— Exercise —
Reproduce the records below exactly; the images should not appear.

Given records Start Marker

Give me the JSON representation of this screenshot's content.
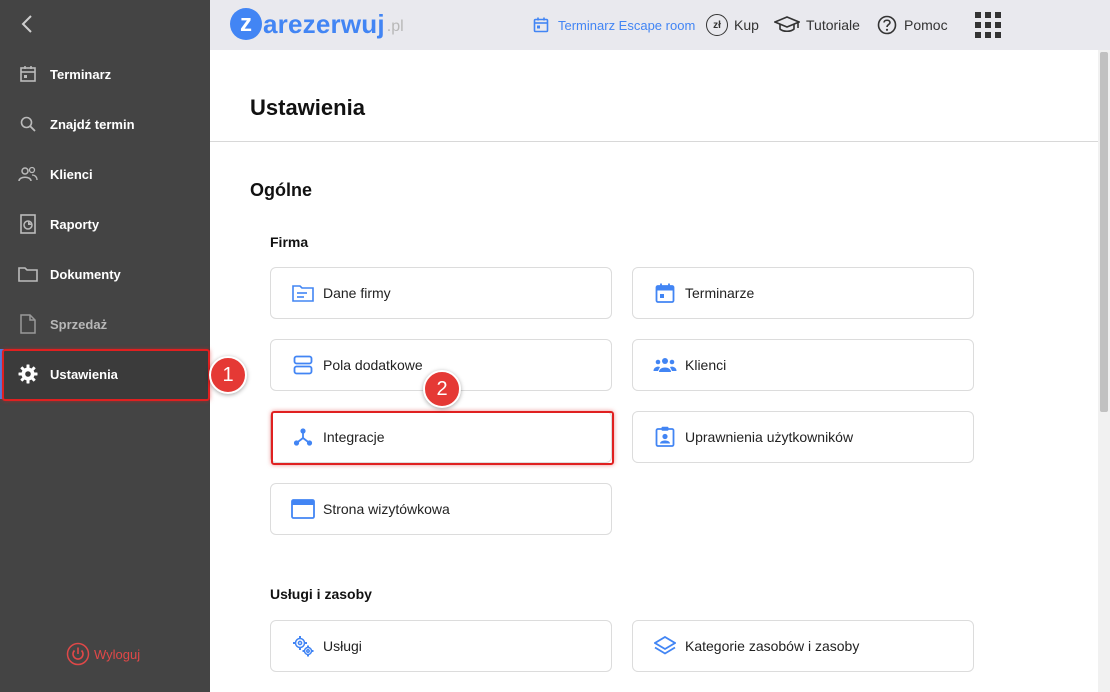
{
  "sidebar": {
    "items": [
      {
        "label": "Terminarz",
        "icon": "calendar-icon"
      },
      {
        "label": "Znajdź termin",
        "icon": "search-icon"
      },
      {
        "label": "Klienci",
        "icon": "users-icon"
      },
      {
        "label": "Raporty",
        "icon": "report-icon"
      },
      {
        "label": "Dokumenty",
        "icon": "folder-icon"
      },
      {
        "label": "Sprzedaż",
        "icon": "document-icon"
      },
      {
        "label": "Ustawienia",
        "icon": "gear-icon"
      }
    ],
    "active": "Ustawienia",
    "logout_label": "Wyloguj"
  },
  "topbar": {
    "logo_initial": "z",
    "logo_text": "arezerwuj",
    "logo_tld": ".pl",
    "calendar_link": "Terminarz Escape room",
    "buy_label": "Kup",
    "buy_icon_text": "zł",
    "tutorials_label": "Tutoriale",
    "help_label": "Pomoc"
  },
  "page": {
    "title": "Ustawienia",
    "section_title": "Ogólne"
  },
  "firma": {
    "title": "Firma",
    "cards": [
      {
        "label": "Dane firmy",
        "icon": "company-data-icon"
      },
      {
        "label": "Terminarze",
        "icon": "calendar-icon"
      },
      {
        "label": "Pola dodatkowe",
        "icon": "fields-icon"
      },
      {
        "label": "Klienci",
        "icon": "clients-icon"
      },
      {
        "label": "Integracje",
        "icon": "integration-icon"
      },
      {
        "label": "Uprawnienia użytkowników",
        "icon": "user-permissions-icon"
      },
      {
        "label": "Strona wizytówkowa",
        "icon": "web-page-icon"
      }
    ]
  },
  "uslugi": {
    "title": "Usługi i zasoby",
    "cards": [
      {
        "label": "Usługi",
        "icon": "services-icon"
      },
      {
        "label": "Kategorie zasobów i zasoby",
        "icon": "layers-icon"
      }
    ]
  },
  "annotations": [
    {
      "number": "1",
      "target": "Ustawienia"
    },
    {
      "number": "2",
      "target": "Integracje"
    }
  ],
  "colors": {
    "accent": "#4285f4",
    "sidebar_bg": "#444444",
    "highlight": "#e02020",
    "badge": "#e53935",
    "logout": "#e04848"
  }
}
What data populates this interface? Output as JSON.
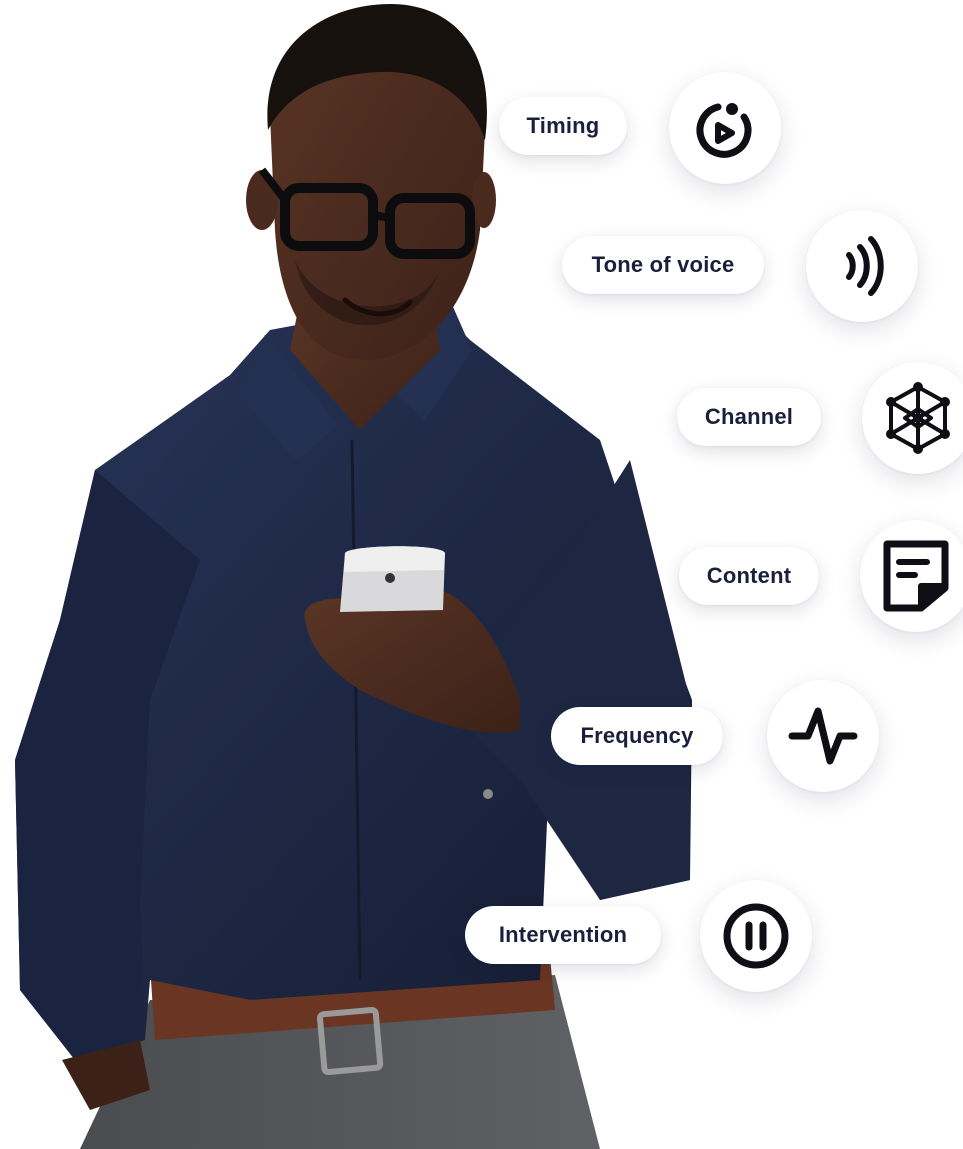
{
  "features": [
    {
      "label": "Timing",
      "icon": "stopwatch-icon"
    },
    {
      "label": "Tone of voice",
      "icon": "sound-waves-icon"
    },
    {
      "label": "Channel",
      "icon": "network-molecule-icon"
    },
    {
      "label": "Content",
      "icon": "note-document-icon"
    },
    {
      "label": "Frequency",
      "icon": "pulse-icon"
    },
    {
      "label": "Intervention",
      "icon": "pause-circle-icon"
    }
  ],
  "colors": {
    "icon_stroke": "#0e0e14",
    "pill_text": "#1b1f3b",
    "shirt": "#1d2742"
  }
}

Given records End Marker

— Answer to this problem —
Give me the JSON representation of this screenshot's content.
{
  "sidebar": {
    "items": [
      {
        "label": "Terminarz",
        "icon": "calendar-icon"
      },
      {
        "label": "Znajdź termin",
        "icon": "search-icon"
      },
      {
        "label": "Klienci",
        "icon": "users-icon"
      },
      {
        "label": "Raporty",
        "icon": "report-icon"
      },
      {
        "label": "Dokumenty",
        "icon": "folder-icon"
      },
      {
        "label": "Sprzedaż",
        "icon": "document-icon"
      },
      {
        "label": "Ustawienia",
        "icon": "gear-icon"
      }
    ],
    "active": "Ustawienia",
    "logout_label": "Wyloguj"
  },
  "topbar": {
    "logo_initial": "z",
    "logo_text": "arezerwuj",
    "logo_tld": ".pl",
    "calendar_link": "Terminarz Escape room",
    "buy_label": "Kup",
    "buy_icon_text": "zł",
    "tutorials_label": "Tutoriale",
    "help_label": "Pomoc"
  },
  "page": {
    "title": "Ustawienia",
    "section_title": "Ogólne"
  },
  "firma": {
    "title": "Firma",
    "cards": [
      {
        "label": "Dane firmy",
        "icon": "company-data-icon"
      },
      {
        "label": "Terminarze",
        "icon": "calendar-icon"
      },
      {
        "label": "Pola dodatkowe",
        "icon": "fields-icon"
      },
      {
        "label": "Klienci",
        "icon": "clients-icon"
      },
      {
        "label": "Integracje",
        "icon": "integration-icon"
      },
      {
        "label": "Uprawnienia użytkowników",
        "icon": "user-permissions-icon"
      },
      {
        "label": "Strona wizytówkowa",
        "icon": "web-page-icon"
      }
    ]
  },
  "uslugi": {
    "title": "Usługi i zasoby",
    "cards": [
      {
        "label": "Usługi",
        "icon": "services-icon"
      },
      {
        "label": "Kategorie zasobów i zasoby",
        "icon": "layers-icon"
      }
    ]
  },
  "annotations": [
    {
      "number": "1",
      "target": "Ustawienia"
    },
    {
      "number": "2",
      "target": "Integracje"
    }
  ],
  "colors": {
    "accent": "#4285f4",
    "sidebar_bg": "#444444",
    "highlight": "#e02020",
    "badge": "#e53935",
    "logout": "#e04848"
  }
}
What data populates this interface? Output as JSON.
{
  "features": [
    {
      "label": "Timing",
      "icon": "stopwatch-icon"
    },
    {
      "label": "Tone of voice",
      "icon": "sound-waves-icon"
    },
    {
      "label": "Channel",
      "icon": "network-molecule-icon"
    },
    {
      "label": "Content",
      "icon": "note-document-icon"
    },
    {
      "label": "Frequency",
      "icon": "pulse-icon"
    },
    {
      "label": "Intervention",
      "icon": "pause-circle-icon"
    }
  ],
  "colors": {
    "icon_stroke": "#0e0e14",
    "pill_text": "#1b1f3b",
    "shirt": "#1d2742"
  }
}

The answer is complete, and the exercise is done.